SOURCE MATERIAL:

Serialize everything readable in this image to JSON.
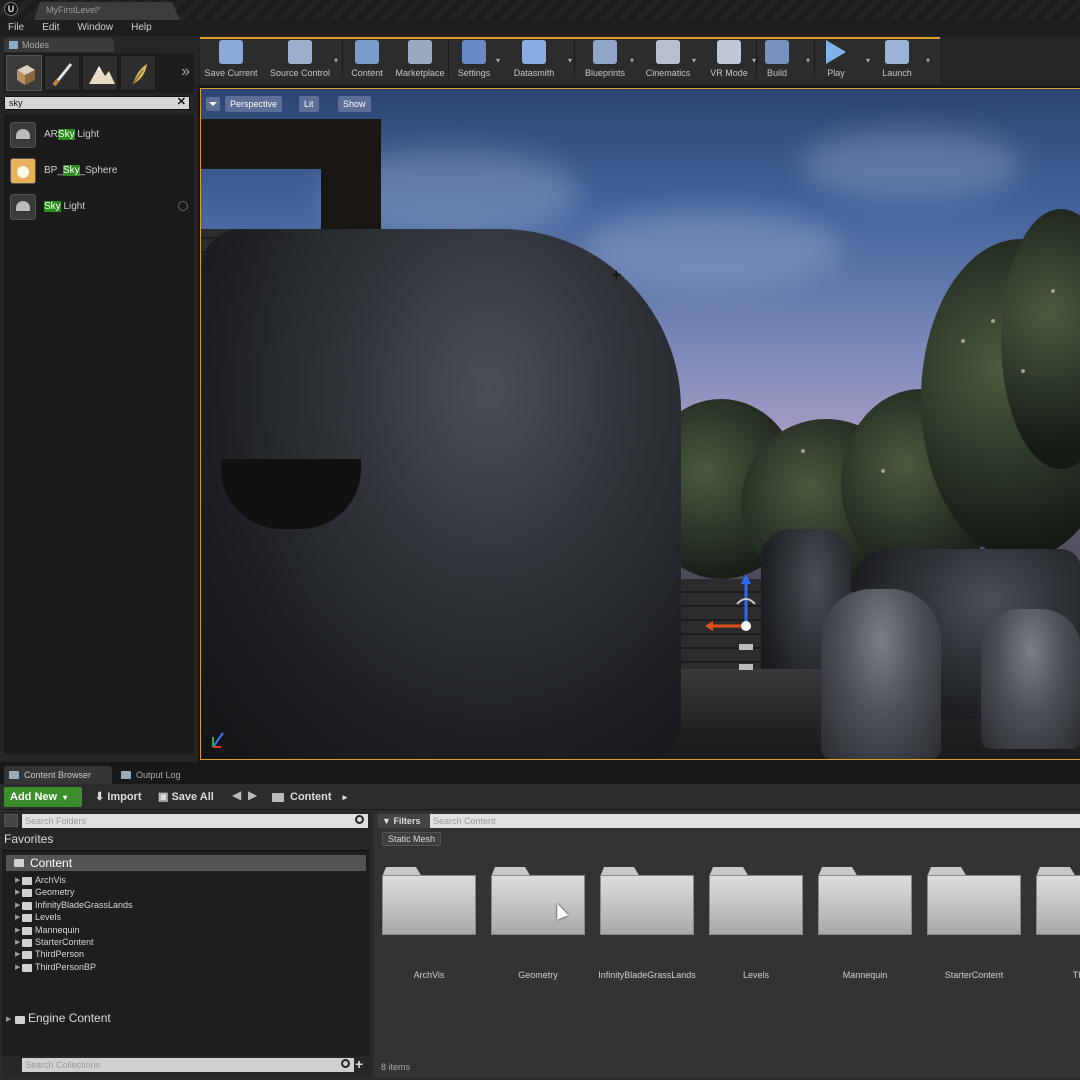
{
  "window": {
    "level_tab": "MyFirstLevel*"
  },
  "menu": [
    "File",
    "Edit",
    "Window",
    "Help"
  ],
  "modes_panel": {
    "tab_label": "Modes",
    "search_value": "sky",
    "results": [
      {
        "before": "AR",
        "match": "Sky",
        "after": " Light",
        "icon": "sky-light-icon"
      },
      {
        "before": "BP_",
        "match": "Sky",
        "after": "_Sphere",
        "icon": "blueprint-icon"
      },
      {
        "before": "",
        "match": "Sky",
        "after": " Light",
        "icon": "sky-light-icon"
      }
    ]
  },
  "toolbar": {
    "accent": "#e09a2a",
    "buttons": [
      {
        "label": "Save Current",
        "icon": "save-icon",
        "color": "#8aa8d8"
      },
      {
        "label": "Source Control",
        "icon": "source-control-icon",
        "color": "#9ab0cc"
      },
      {
        "label": "Content",
        "icon": "content-icon",
        "color": "#7a9ccc"
      },
      {
        "label": "Marketplace",
        "icon": "marketplace-icon",
        "color": "#9aa8c0"
      },
      {
        "label": "Settings",
        "icon": "settings-icon",
        "color": "#6a8cc4"
      },
      {
        "label": "Datasmith",
        "icon": "datasmith-icon",
        "color": "#8aaee0"
      },
      {
        "label": "Blueprints",
        "icon": "blueprints-icon",
        "color": "#8fa6c8"
      },
      {
        "label": "Cinematics",
        "icon": "cinematics-icon",
        "color": "#b8c0d0"
      },
      {
        "label": "VR Mode",
        "icon": "vr-mode-icon",
        "color": "#c0c8dc"
      },
      {
        "label": "Build",
        "icon": "build-icon",
        "color": "#7890c0"
      },
      {
        "label": "Play",
        "icon": "play-icon",
        "color": "#7eb4ea"
      },
      {
        "label": "Launch",
        "icon": "launch-icon",
        "color": "#9ab4d8"
      }
    ]
  },
  "viewport": {
    "view_mode": "Perspective",
    "lighting": "Lit",
    "show": "Show"
  },
  "lower_tabs": {
    "content_browser": "Content Browser",
    "output_log": "Output Log"
  },
  "content_browser": {
    "add_new": "Add New",
    "import": "Import",
    "save_all": "Save All",
    "path": "Content",
    "search_folders_placeholder": "Search Folders",
    "favorites": "Favorites",
    "tree_root": "Content",
    "tree_items": [
      "ArchVis",
      "Geometry",
      "InfinityBladeGrassLands",
      "Levels",
      "Mannequin",
      "StarterContent",
      "ThirdPerson",
      "ThirdPersonBP"
    ],
    "engine_content": "Engine Content",
    "search_collections_placeholder": "Search Collections",
    "filters": "Filters",
    "search_content_placeholder": "Search Content",
    "filter_chip": "Static Mesh",
    "folders": [
      "ArchVis",
      "Geometry",
      "InfinityBladeGrassLands",
      "Levels",
      "Mannequin",
      "StarterContent",
      "Third"
    ],
    "item_count": "8 items",
    "add_new_color": "#3c8e2c"
  }
}
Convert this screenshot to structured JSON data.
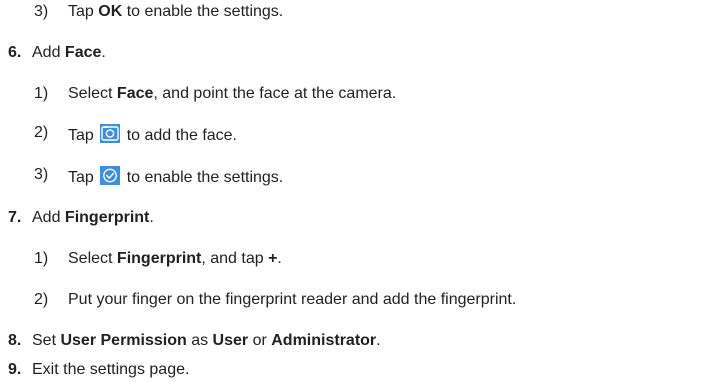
{
  "lines": {
    "l1": {
      "num": "3)",
      "pre": "Tap ",
      "b1": "OK",
      "post": " to enable the settings."
    },
    "l2": {
      "num": "6.",
      "pre": "Add ",
      "b1": "Face",
      "post": "."
    },
    "l3": {
      "num": "1)",
      "pre": "Select ",
      "b1": "Face",
      "post": ", and point the face at the camera."
    },
    "l4": {
      "num": "2)",
      "pre": "Tap ",
      "post": " to add the face.",
      "icon": "camera-icon"
    },
    "l5": {
      "num": "3)",
      "pre": "Tap ",
      "post": " to enable the settings.",
      "icon": "checkmark-icon"
    },
    "l6": {
      "num": "7.",
      "pre": "Add ",
      "b1": "Fingerprint",
      "post": "."
    },
    "l7": {
      "num": "1)",
      "pre": "Select ",
      "b1": "Fingerprint",
      "mid": ", and tap ",
      "b2": "+",
      "post": "."
    },
    "l8": {
      "num": "2)",
      "text": "Put your finger on the fingerprint reader and add the fingerprint."
    },
    "l9": {
      "num": "8.",
      "pre": "Set ",
      "b1": "User Permission",
      "mid1": " as ",
      "b2": "User",
      "mid2": " or ",
      "b3": "Administrator",
      "post": "."
    },
    "l10": {
      "num": "9.",
      "text": "Exit the settings page."
    }
  },
  "colors": {
    "text": "#231f20",
    "icon_blue": "#3d8fe0"
  }
}
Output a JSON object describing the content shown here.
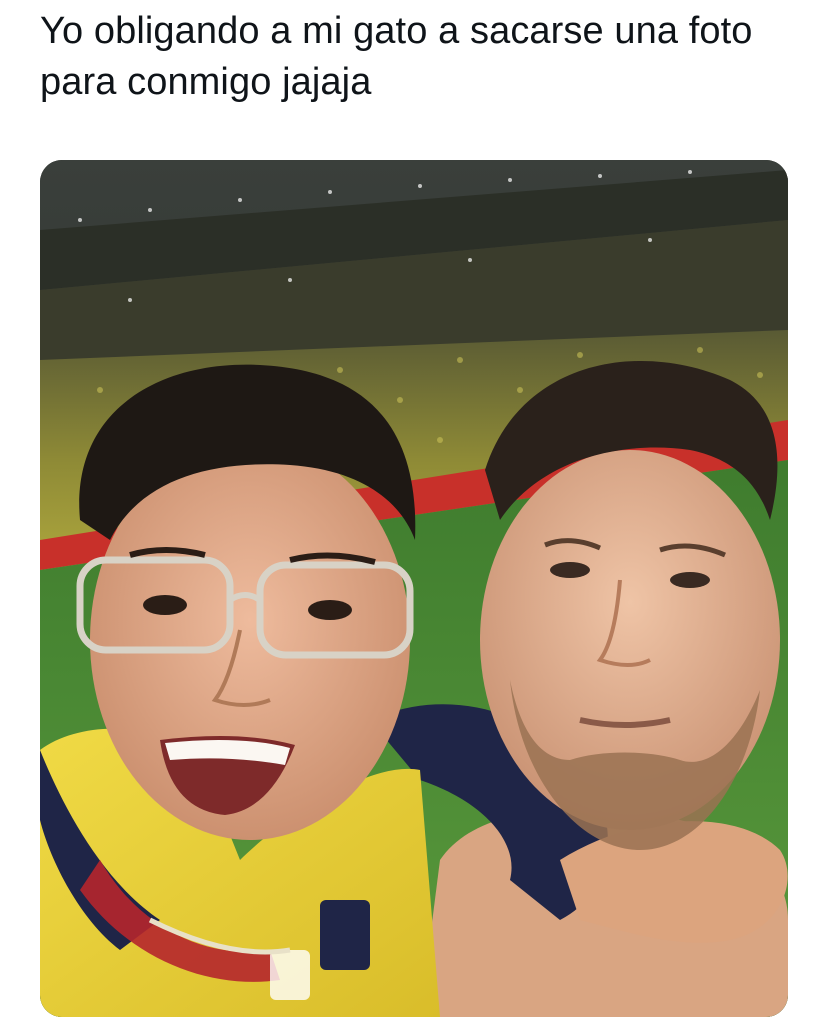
{
  "tweet": {
    "text": "Yo obligando a mi gato a sacarse una foto para conmigo jajaja"
  },
  "photo": {
    "description_icon": "selfie-photo",
    "colors": {
      "stadium_dark": "#1c2218",
      "crowd_yellow": "#a9a43a",
      "pitch_green": "#4c8a34",
      "ad_board_red": "#c8302a",
      "jersey_yellow": "#e9d23a",
      "jersey_navy": "#1f2547",
      "skin_light": "#e6b393",
      "skin_warm": "#d9a07c",
      "hair_dark": "#1e1814"
    }
  }
}
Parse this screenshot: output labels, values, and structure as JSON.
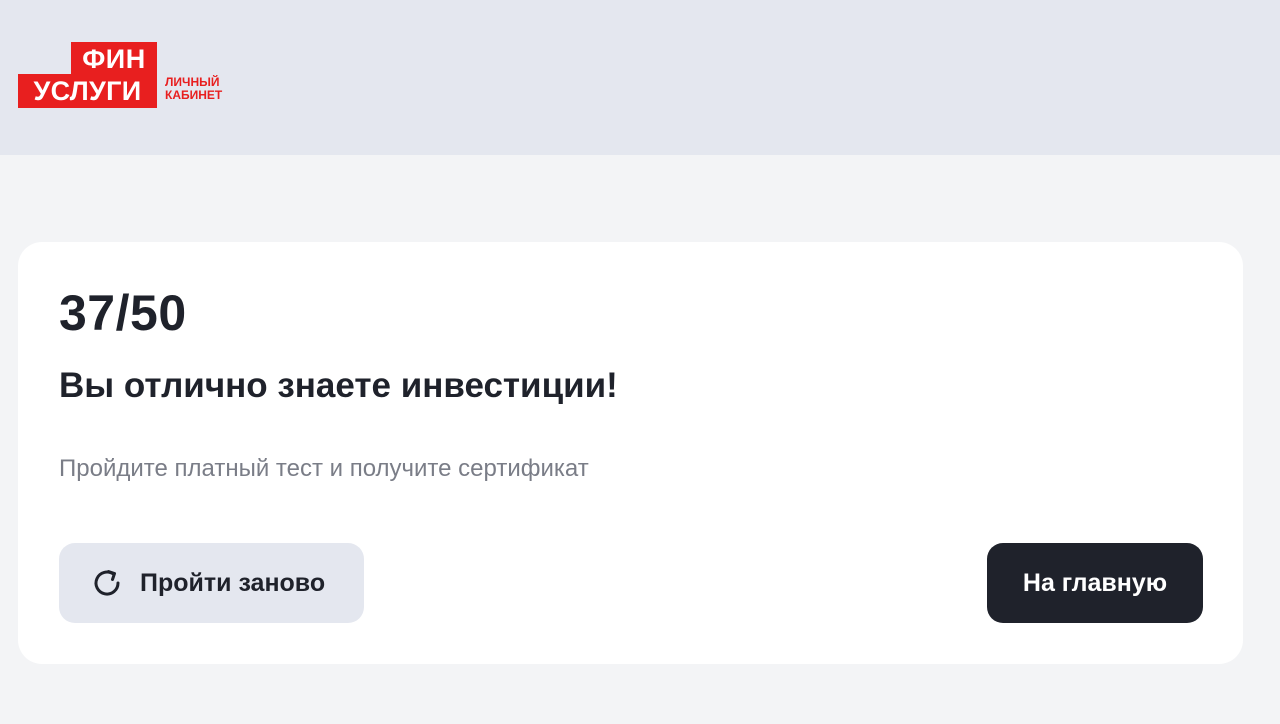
{
  "header": {
    "logo": {
      "line1": "ФИН",
      "line2": "УСЛУГИ",
      "sub1": "ЛИЧНЫЙ",
      "sub2": "КАБИНЕТ",
      "brand_color": "#e81f1f"
    }
  },
  "result": {
    "score": "37/50",
    "title": "Вы отлично знаете инвестиции!",
    "subtitle": "Пройдите платный тест и получите сертификат"
  },
  "actions": {
    "retry_label": "Пройти заново",
    "retry_icon": "refresh-icon",
    "home_label": "На главную"
  },
  "colors": {
    "header_bg": "#e4e7ef",
    "page_bg": "#f3f4f6",
    "text_primary": "#1f222b",
    "text_secondary": "#7a7d87",
    "dark_button": "#1f222b"
  }
}
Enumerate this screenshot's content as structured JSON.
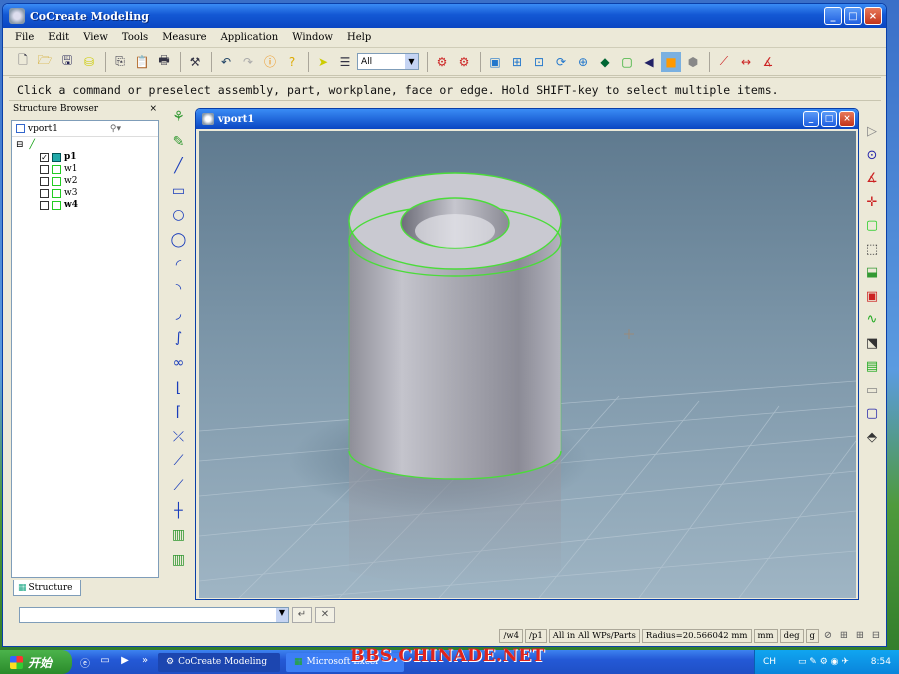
{
  "window": {
    "title": "CoCreate Modeling"
  },
  "menu": [
    "File",
    "Edit",
    "View",
    "Tools",
    "Measure",
    "Application",
    "Window",
    "Help"
  ],
  "toolbar": {
    "filter_select": "All",
    "icons": [
      "new-file-icon",
      "open-folder-icon",
      "save-icon",
      "database-icon",
      "copy-icon",
      "paste-icon",
      "print-icon",
      "tool-icon",
      "undo-icon",
      "redo-icon",
      "info-icon",
      "help-icon",
      "select-arrow-icon",
      "select-list-icon",
      "dropdown-icon",
      "part-icon",
      "part2-icon",
      "fit-icon",
      "zoom-icon",
      "zoom-area-icon",
      "rotate-icon",
      "zoom-in-icon",
      "shade-icon",
      "frame-icon",
      "prev-icon",
      "wireframe-icon",
      "edges-icon",
      "measure1-icon",
      "measure2-icon",
      "measure3-icon"
    ]
  },
  "prompt": "Click a command or preselect assembly, part, workplane, face or edge. Hold SHIFT-key to select multiple items.",
  "structure_browser": {
    "title": "Structure Browser",
    "close": "×",
    "top_label": "vport1",
    "items": [
      {
        "label": "p1",
        "checked": true,
        "bold": true,
        "type": "part"
      },
      {
        "label": "w1",
        "checked": false,
        "bold": false,
        "type": "workplane"
      },
      {
        "label": "w2",
        "checked": false,
        "bold": false,
        "type": "workplane"
      },
      {
        "label": "w3",
        "checked": false,
        "bold": false,
        "type": "workplane"
      },
      {
        "label": "w4",
        "checked": false,
        "bold": true,
        "type": "workplane"
      }
    ],
    "tab": "Structure"
  },
  "viewport": {
    "title": "vport1"
  },
  "status": {
    "wp": "/w4",
    "part": "/p1",
    "scope": "All in All WPs/Parts",
    "radius": "Radius=20.566042 mm",
    "unit_len": "mm",
    "unit_angle": "deg",
    "unit_mass": "g"
  },
  "taskbar": {
    "start": "开始",
    "tasks": [
      "CoCreate Modeling",
      "Microsoft Excel"
    ],
    "lang": "CH",
    "time": "8:54"
  },
  "watermark": "BBS.CHINADE.NET",
  "colors": {
    "title_blue": "#0a46c2",
    "edge_green": "#4bdc3a",
    "viewport_bg": "#7993a6"
  }
}
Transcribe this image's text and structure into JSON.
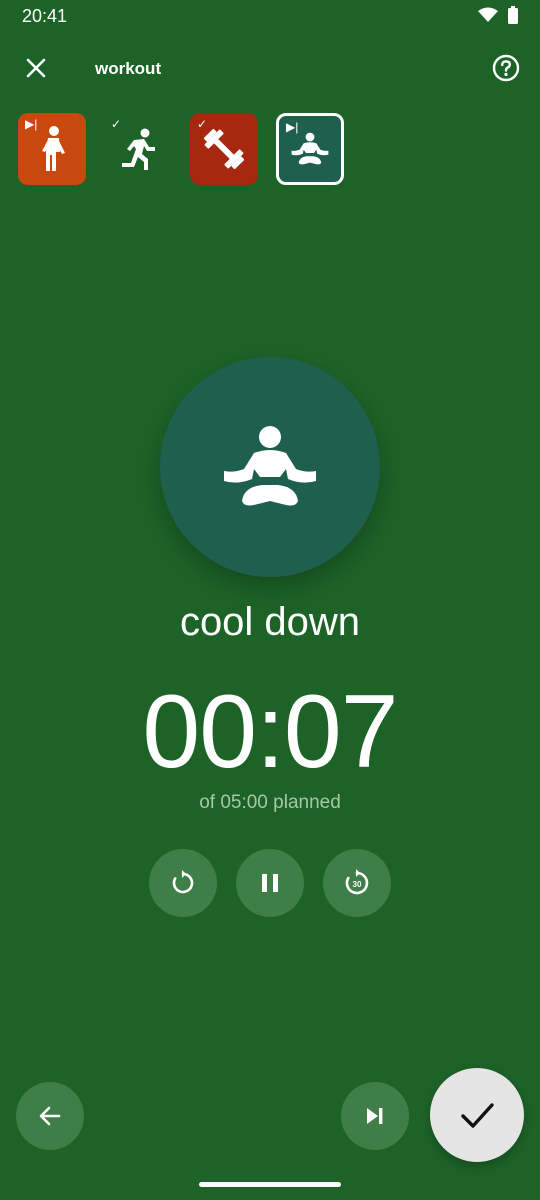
{
  "status_bar": {
    "time": "20:41",
    "icons": [
      "wifi-icon",
      "battery-icon"
    ]
  },
  "app_bar": {
    "title": "workout",
    "close_icon": "close-icon",
    "help_icon": "help-icon"
  },
  "steps": [
    {
      "name": "walk",
      "icon": "walk-icon",
      "marker": "skip",
      "marker_text": "▶|",
      "color": "#c9480e"
    },
    {
      "name": "run",
      "icon": "run-icon",
      "marker": "done",
      "marker_text": "✓",
      "color": "transparent"
    },
    {
      "name": "strength",
      "icon": "dumbbell-icon",
      "marker": "done",
      "marker_text": "✓",
      "color": "#a6280f"
    },
    {
      "name": "cool down",
      "icon": "meditation-icon",
      "marker": "skip",
      "marker_text": "▶|",
      "color": "#1f5f4e",
      "selected": true
    }
  ],
  "current": {
    "activity": "cool down",
    "icon": "meditation-icon",
    "timer": "00:07",
    "planned": "of 05:00 planned"
  },
  "controls": {
    "restart_icon": "restart-icon",
    "pause_icon": "pause-icon",
    "replay30_icon": "replay-30-icon",
    "replay30_label": "30"
  },
  "bottom": {
    "back_icon": "arrow-back-icon",
    "skip_icon": "skip-next-icon",
    "done_icon": "check-icon"
  },
  "colors": {
    "background": "#1d6328",
    "accent": "#1f5f4e",
    "button": "#3f7f47",
    "done_button": "#e5e5e5"
  }
}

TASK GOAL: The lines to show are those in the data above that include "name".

RESULT:
      "name": "walk",
      "name": "run",
      "name": "strength",
      "name": "cool down",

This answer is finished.